SunChips has always tried to establish itself as an eco-friendly entity in the eyes of consumers. Adding to its efforts of becoming a “green brand,” FritoLay introduced its 100 percent biodegradable bag for its SunChips product line last year.
The outer layer of this biodegradable bag is made up of a compostable plant based material. It is stuck with an adhesive coating to the inner layer that keeps the chips fresh and protected. FastCompany even wrote about the bag, which launched on Earth Day in 2010. “Here’s hoping SunChips’ foray into green bags will [make] compostable bags as commonplace as recyclable soda cans.”
There was just one problem, though, with these superbags – they were extremely noisy, with a whopping noise level of 95 decibels! A social media outcry followed and soon, a Facebook Page emerged with people voicing their concern. Some suspected the crunchy new bag was no more than a new marketing gimmick.
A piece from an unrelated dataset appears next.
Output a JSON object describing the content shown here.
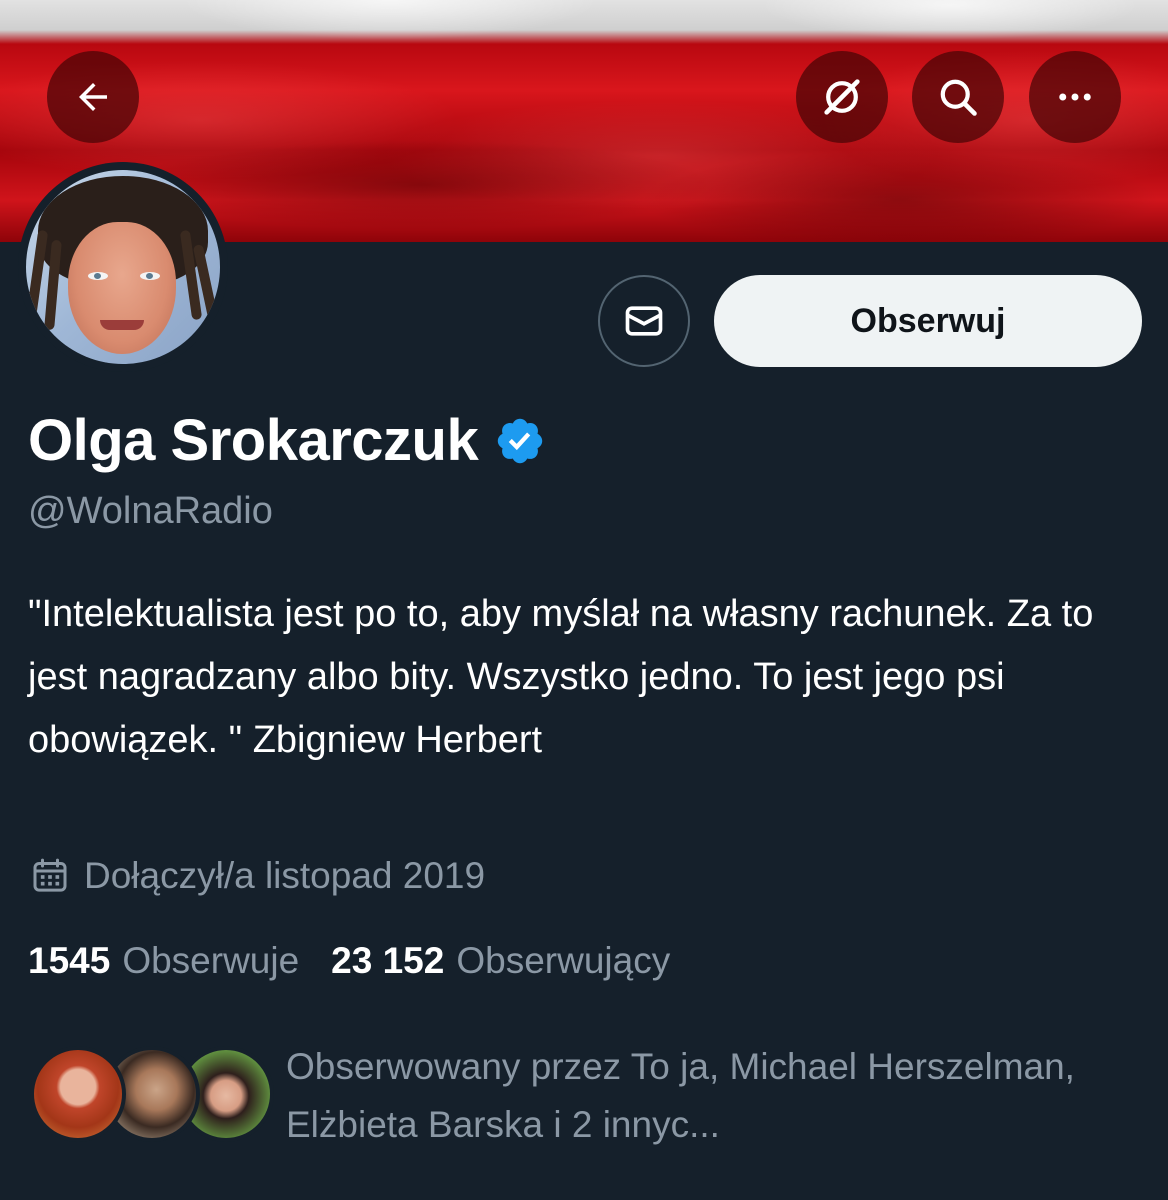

The noise caused by these bags was nothing compared to that caused by the disgruntled consumers pushing SunChips to go back to the drawing board with their packaging. After months of research and development, SunChips introduced a much quieter bag. The Huffington Post writes, “The new design dampens the noise to around 70 decibels, on par with its original packaging and most other chip bags.” And it’s still 100% biodegradable!
Ultimately, however, the important issue here is not whether or not the bag is quieter; it’s about eco-friendliness. The new bags decompose entirely over a span of 14 weeks in a hot compost bin, the idea behind this being to decrease green house gas emissions.
I went out and bought the new bag, to see how a 70 decibel chip bag compared to an 95 decibel one. Surprisingly, 15 decibels makes quite a difference. No longer does it sound like an entire New York City block has stormed my apartment when I rip open the bag. The noise level is now comparable to any other chip bag with which I’m familiar, as attested by the Huffington Post article above.
Some disgruntled Facebook reviewers complained of the old bag’s decreased ability for preservability, which was never a problem I personally experienced, and continues to be a nonissue with this new bag as well for me.
Right now, SunChips has only made this change for its plain-flavored chips, and is awaiting consumer feedback before making any other packaging decisions for its other chip varieties.